*** Opening of GIVEN RECORDS ***
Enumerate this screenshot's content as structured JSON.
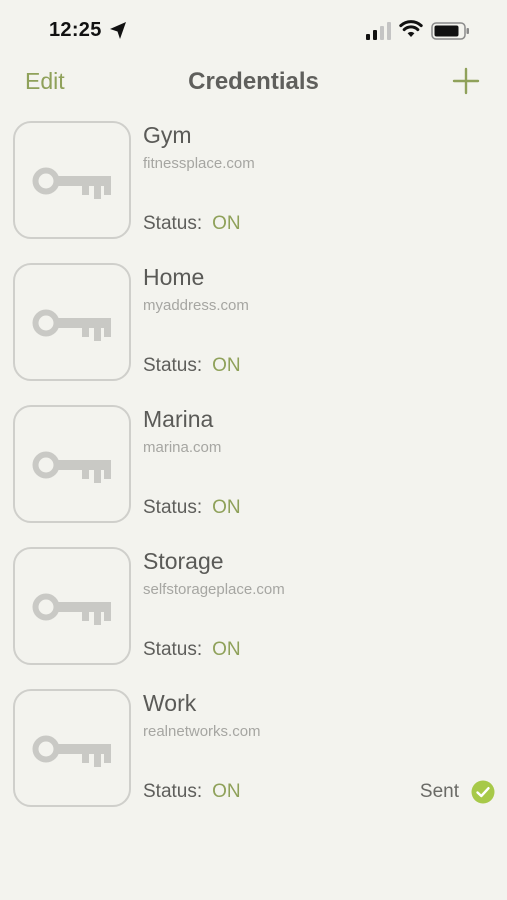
{
  "status_bar": {
    "time": "12:25",
    "location_icon": "location-arrow-icon",
    "signal_icon": "cellular-signal-icon",
    "wifi_icon": "wifi-icon",
    "battery_icon": "battery-icon"
  },
  "nav": {
    "edit_label": "Edit",
    "title": "Credentials",
    "add_icon": "plus-icon"
  },
  "colors": {
    "accent": "#8fa15a",
    "background": "#f3f3ee",
    "sent_check": "#a7c949"
  },
  "credentials": [
    {
      "name": "Gym",
      "url": "fitnessplace.com",
      "status_label": "Status:",
      "status": "ON"
    },
    {
      "name": "Home",
      "url": "myaddress.com",
      "status_label": "Status:",
      "status": "ON"
    },
    {
      "name": "Marina",
      "url": "marina.com",
      "status_label": "Status:",
      "status": "ON"
    },
    {
      "name": "Storage",
      "url": "selfstorageplace.com",
      "status_label": "Status:",
      "status": "ON"
    },
    {
      "name": "Work",
      "url": "realnetworks.com",
      "status_label": "Status:",
      "status": "ON",
      "sent_label": "Sent"
    }
  ]
}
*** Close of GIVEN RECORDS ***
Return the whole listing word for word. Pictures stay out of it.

OUTPUT OF THE EXERCISE =
Enumerate this screenshot's content as structured JSON.
{
  "status_bar": {
    "time": "12:25",
    "location_icon": "location-arrow-icon",
    "signal_icon": "cellular-signal-icon",
    "wifi_icon": "wifi-icon",
    "battery_icon": "battery-icon"
  },
  "nav": {
    "edit_label": "Edit",
    "title": "Credentials",
    "add_icon": "plus-icon"
  },
  "colors": {
    "accent": "#8fa15a",
    "background": "#f3f3ee",
    "sent_check": "#a7c949"
  },
  "credentials": [
    {
      "name": "Gym",
      "url": "fitnessplace.com",
      "status_label": "Status:",
      "status": "ON"
    },
    {
      "name": "Home",
      "url": "myaddress.com",
      "status_label": "Status:",
      "status": "ON"
    },
    {
      "name": "Marina",
      "url": "marina.com",
      "status_label": "Status:",
      "status": "ON"
    },
    {
      "name": "Storage",
      "url": "selfstorageplace.com",
      "status_label": "Status:",
      "status": "ON"
    },
    {
      "name": "Work",
      "url": "realnetworks.com",
      "status_label": "Status:",
      "status": "ON",
      "sent_label": "Sent"
    }
  ]
}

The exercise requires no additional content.